NIAGARA REGION DRINKING WATER
Niagara Region has six conventional water treatment plants. The water is treated and distributed to 11 local area municipalities
We sent Saguenay media a series of email questions. The answers below in French and English( italics) were provided by Dominic Arseneau
WT: Can you describe the drinking water system in your city/town, (distribution watermains, treatment plant, users, etc.) and the main challenges it faces?
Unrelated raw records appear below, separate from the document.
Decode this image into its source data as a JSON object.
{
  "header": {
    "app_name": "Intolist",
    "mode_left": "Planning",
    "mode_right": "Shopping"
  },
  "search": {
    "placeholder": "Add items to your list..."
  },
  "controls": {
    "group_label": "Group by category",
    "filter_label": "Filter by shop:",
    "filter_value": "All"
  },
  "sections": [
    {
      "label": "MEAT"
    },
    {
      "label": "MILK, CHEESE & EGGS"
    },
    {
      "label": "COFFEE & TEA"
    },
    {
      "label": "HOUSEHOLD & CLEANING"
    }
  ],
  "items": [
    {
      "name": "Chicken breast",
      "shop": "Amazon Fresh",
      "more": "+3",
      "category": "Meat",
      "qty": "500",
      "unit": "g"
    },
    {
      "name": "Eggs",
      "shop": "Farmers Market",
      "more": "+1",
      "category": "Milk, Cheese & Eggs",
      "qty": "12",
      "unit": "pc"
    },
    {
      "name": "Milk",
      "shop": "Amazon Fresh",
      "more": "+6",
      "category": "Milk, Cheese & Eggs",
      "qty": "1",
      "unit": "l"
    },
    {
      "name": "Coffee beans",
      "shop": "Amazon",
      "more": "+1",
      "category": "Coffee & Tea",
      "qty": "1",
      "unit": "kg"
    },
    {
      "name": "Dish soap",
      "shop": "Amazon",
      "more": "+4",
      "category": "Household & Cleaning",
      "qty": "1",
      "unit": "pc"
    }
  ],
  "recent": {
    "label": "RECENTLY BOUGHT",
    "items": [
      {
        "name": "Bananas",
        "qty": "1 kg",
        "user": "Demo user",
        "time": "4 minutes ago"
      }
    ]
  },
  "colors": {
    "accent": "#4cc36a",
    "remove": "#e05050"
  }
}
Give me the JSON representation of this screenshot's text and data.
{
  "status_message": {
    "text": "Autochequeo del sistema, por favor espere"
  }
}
Niagara Region has six conventional water treatment plants ranging in capacity from 45 ML/d to 220 ML/d. The water is treated and distributed to 11 local area municipalities through our 5 trunk distribution systems that consist of 21 remote water storage facilities, 7 dedicated chlorine facilities and water pumping stations, and 312 kilometres of trunk water mains. The municipalities that receive bulk treated water from our systems are the City of Niagara Falls, the City of St. Catharines, the City of Welland, Town of Fort Erie, City of Thorold, Town of Lincoln, Town of Grimsby, Town of Pelham, Town of West Lincoln, Town of Niagara-On-the-Lake, and the City of Port Colborne. Our water systems service our diverse geographical area and our population of around 460,000 residents.
Our only recent challenge from a treatment perspective is dealing with emerging issues such as potential Harmful Algal Blooms. Niagara Region has a robust Harmful Algal Bloom Response Procedure should a major bloom occur.
WT: What is the source of drinking water?
All of our facilities are surface water treatment plants drawing water from the Great Lakes. 5 plants draw water from Lake Erie and 1 draws water from Lake Ontario.
WT: Do the plants have any treatment for emerging contaminants such as PFAS, and endocrine disrupters?
Yes, all of our water treatment plants use Granular Activated Carbon for filtration media which is very effective at removing dissolved organic compounds as well as taste and odour-causing compounds.
WT: With the increase in extreme weather events and flooding, what measures is the city taking to protect its plants?
The flows to the wastewater treatment plants (WWTPs) vary with increasing wet weather events due to varying amounts of inflow and infiltration (I&I) in the wastewater collection system. This I&I allows wet weather to enter the collection system. The local municipalities in Niagara individually conduct studies aimed at reducing the impact of wet weather both by separating stormwater from sanitary wastewater and by keeping their collection systems in a state of good repair to minimize the amount of I&I entering the wastewater systems. The Region, in turn, has its own program that funds improvements to the local collection systems and this funding is available to them for these kinds of projects. The most recent activity being embarked upon municipally is pre and post-development wastewater monitoring to ensure that sewers in new developments are constructed as “water-tight” as possible to stop inflow and infiltration before it starts.
WT: Combined sewage overflows (CSO) are a common problem in cities across Canada. What is the situation in your city?
Niagara has a combined sewer overflow mitigation strategy in place to reduce combined sewer overflows. This mitigation involves the use of CSO tanks, over-sized pumping at sewage pumping stations and high-rate treatment facilities that are designed to either retain as much wet weather flow as possible and direct it for full treatment or provide partial treatment to combined sewage prior to discharge to the environment. The Region also funds local municipal CSO initiatives as mentioned previously.
WT: What was the amount of CSO in recent years?
It’s important to keep perspective on the volume of CSO. Over the last three years, the average flow of wastewater treated in Niagara was 72,670 million litres (72.670 billion litres). Approximately 1.81% of the flow does not receive full treatment. In other words, over 98% of the flow to the plants is fully treated. Niagara endeavours to reduce the amount of wastewater that does not receive full treatment.
WT: Lead connections are also a common problem, how many lead connections do you estimate there are in your system? What is the city doing about it?
Lead service connections would fall under the jurisdiction of our local area municipalities. Several of them have lead service line replacement programs.
WT: Are there other emerging issues, particular to your city/town, you are looking into?
As with most municipalities, funding for infrastructure replacement is always a challenge. The cost of water and wastewater treatment is increasing due to increases in fuel and treatment chemicals as a result of inflation and pandemic-related supply-chain issues. These costs are borne initially by the Region but impact the rates charged for water and wastewater treatment to the local municipalities. This in turn increases costs to the local rate-payers.